───── Data to process ─────

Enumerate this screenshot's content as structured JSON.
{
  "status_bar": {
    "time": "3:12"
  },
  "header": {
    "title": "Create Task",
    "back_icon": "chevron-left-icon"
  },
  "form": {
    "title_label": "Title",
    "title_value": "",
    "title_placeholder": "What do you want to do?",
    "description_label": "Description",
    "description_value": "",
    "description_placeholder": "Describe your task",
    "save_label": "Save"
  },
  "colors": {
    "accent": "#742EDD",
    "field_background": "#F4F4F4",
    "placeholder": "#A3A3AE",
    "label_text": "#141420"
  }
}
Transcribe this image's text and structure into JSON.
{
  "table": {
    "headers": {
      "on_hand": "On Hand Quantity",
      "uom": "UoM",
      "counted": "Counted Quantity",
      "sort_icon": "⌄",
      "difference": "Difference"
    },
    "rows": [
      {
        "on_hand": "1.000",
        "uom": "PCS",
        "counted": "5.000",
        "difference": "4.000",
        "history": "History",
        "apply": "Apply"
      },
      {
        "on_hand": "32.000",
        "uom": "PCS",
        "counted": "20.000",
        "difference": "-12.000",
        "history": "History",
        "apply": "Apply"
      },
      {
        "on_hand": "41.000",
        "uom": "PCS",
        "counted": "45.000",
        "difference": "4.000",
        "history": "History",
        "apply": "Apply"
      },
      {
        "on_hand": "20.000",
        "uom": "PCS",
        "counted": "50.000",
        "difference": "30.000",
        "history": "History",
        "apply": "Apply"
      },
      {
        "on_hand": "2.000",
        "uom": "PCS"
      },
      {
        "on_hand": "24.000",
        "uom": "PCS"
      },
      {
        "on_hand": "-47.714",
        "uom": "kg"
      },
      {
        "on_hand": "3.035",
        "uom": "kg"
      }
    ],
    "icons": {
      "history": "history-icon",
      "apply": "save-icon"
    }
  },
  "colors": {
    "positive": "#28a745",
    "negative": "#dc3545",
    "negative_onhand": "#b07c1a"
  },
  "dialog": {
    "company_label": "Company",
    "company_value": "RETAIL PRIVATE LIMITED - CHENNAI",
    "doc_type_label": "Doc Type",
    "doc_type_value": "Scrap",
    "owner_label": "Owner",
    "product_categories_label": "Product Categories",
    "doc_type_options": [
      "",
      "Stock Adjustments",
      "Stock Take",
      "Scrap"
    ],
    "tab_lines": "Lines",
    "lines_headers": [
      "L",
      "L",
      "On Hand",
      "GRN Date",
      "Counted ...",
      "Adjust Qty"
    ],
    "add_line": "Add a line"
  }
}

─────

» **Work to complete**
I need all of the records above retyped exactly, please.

» **Response to this task**
Enumerate this screenshot's content as structured JSON.
{
  "status_bar": {
    "time": "3:12"
  },
  "header": {
    "title": "Create Task",
    "back_icon": "chevron-left-icon"
  },
  "form": {
    "title_label": "Title",
    "title_value": "",
    "title_placeholder": "What do you want to do?",
    "description_label": "Description",
    "description_value": "",
    "description_placeholder": "Describe your task",
    "save_label": "Save"
  },
  "colors": {
    "accent": "#742EDD",
    "field_background": "#F4F4F4",
    "placeholder": "#A3A3AE",
    "label_text": "#141420"
  }
}
Transcribe this image's text and structure into JSON.
{
  "table": {
    "headers": {
      "on_hand": "On Hand Quantity",
      "uom": "UoM",
      "counted": "Counted Quantity",
      "sort_icon": "⌄",
      "difference": "Difference"
    },
    "rows": [
      {
        "on_hand": "1.000",
        "uom": "PCS",
        "counted": "5.000",
        "difference": "4.000",
        "history": "History",
        "apply": "Apply"
      },
      {
        "on_hand": "32.000",
        "uom": "PCS",
        "counted": "20.000",
        "difference": "-12.000",
        "history": "History",
        "apply": "Apply"
      },
      {
        "on_hand": "41.000",
        "uom": "PCS",
        "counted": "45.000",
        "difference": "4.000",
        "history": "History",
        "apply": "Apply"
      },
      {
        "on_hand": "20.000",
        "uom": "PCS",
        "counted": "50.000",
        "difference": "30.000",
        "history": "History",
        "apply": "Apply"
      },
      {
        "on_hand": "2.000",
        "uom": "PCS"
      },
      {
        "on_hand": "24.000",
        "uom": "PCS"
      },
      {
        "on_hand": "-47.714",
        "uom": "kg"
      },
      {
        "on_hand": "3.035",
        "uom": "kg"
      }
    ],
    "icons": {
      "history": "history-icon",
      "apply": "save-icon"
    }
  },
  "colors": {
    "positive": "#28a745",
    "negative": "#dc3545",
    "negative_onhand": "#b07c1a"
  },
  "dialog": {
    "company_label": "Company",
    "company_value": "RETAIL PRIVATE LIMITED - CHENNAI",
    "doc_type_label": "Doc Type",
    "doc_type_value": "Scrap",
    "owner_label": "Owner",
    "product_categories_label": "Product Categories",
    "doc_type_options": [
      "",
      "Stock Adjustments",
      "Stock Take",
      "Scrap"
    ],
    "tab_lines": "Lines",
    "lines_headers": [
      "L",
      "L",
      "On Hand",
      "GRN Date",
      "Counted ...",
      "Adjust Qty"
    ],
    "add_line": "Add a line"
  }
}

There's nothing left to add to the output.